There have been many times that I have begun to worry about something and all day I'm thinking tonight I must get on this thing whatever it is. Then I get home and get to thinking about it more and it comes to me that actually I could put it off for one more day. And you wouldn't believe the peace and joy that comes over you. I might pop up a big bowl of popcorn and relax on the couch with a logging magazine. All life's small pleasures seem to take on special meaning. Can't relate to that? Well, then obviously you're not gifted in this area.

If there's anything that makes me procrastinate, it's when the "something" that needs doing includes a phone call. I HATE having to make phone calls. I border on having a phobia about it. Now if you call ME, I'm fine. But if I'm calling you? Don't hold your breath waiting; it may not be today.(I think e-mail and text messaging are the best thing since sliced bread) And I'm fine to talk to people in person as well. Mary used to laugh at me; I would drive several miles to talk with someone so as to not have to call them up on the phone.

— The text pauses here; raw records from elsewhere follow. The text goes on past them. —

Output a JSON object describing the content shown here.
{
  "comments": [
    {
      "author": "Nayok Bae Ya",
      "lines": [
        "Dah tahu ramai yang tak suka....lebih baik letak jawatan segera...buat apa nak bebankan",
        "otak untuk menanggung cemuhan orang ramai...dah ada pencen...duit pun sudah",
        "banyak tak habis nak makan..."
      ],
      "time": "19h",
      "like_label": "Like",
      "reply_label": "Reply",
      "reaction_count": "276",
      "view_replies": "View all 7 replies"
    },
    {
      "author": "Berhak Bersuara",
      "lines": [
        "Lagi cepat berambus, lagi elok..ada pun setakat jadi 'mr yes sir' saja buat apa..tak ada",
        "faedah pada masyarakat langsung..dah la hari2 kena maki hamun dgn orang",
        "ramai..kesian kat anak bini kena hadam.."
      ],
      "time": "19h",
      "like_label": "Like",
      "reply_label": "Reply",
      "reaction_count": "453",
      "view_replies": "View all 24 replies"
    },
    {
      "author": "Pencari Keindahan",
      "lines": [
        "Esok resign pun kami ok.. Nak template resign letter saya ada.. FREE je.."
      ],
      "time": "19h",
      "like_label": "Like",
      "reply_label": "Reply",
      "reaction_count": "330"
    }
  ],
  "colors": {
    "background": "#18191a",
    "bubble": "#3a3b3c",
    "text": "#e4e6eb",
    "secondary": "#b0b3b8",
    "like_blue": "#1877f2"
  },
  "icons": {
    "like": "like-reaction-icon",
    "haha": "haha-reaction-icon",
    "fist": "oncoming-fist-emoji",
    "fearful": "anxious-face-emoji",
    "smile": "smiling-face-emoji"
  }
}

There's something else I'm wondering about procrastinators. I have a theory that if you studied it out you would find that procrastinators tend to be "evening" people instead of "morning" people.  I never have been able to figure out why some people waste all those wonderful, quiet hours of the night doing nothing but sleeping. Of course they wonder why I'm still sleeping then when those "wonderful" early morning hours roll around. I milked cows for years and years at the "wonderful" hours of 4 and 5 o'clock in the morning; I've had about as much wonder as I can stand. I'm a little like Otto Koning's wife Carol. He tried to get her to get up early enough to see the sunrise in New Guinea and she said  if God would have wanted her to see the sunrise, He would have scheduled it for later in the day. (By the way, Carol Koning is suffering from cancer and not expected to live much longer)

For years I felt so inferior to the "morning" people. Felt like a first class second-class citizen. I mean these people get up before daybreak and read their Bible and pray! (I read mine at night) They never procrastinate about anything. (I have the gift of it)

All the evangelists always try to encourage us in our devotional life. Take time each day, they say, but preferably in the morning when your mind is the "clearest". Well, in the morning my mind the clearest isn't. (think mud) I can't think straight 'till about 10 o'clock. When we were young married Mary used to think I was mad at her in the mornings when all I would do is grunt at her. I'm telling you, it was the best I could do. A one syllable grunt meant "yes", a two syllable (huh-umn) meant "no", and a three meant "I don't know". (MMM-mm-Mmph)

Anyway, late one night several years ago I was reading my Bible. I happened to glance over at the bedside clock. It read a few minutes after midnight. All of a sudden all those years of inferiority fell clean away.  Second class citizen no more! I'm getting about as early a start on the day as there is to be had! How freeing! TAKE THAT, all yall smugly superior "morning" people!!

 So if you're an evening-night procrastinating combination like me, take heart. There's a place in the Kingdom for you, too. And there is nobody (I repeat, nobody) that will appreciate the New Heaven and the New Earth as much as we will. That feeling of  not having to be pressured to do something TODAY. Because there will always be tomorrow and the day after that and the one after that and the one after that.

 It will be a joy that is right down our alley!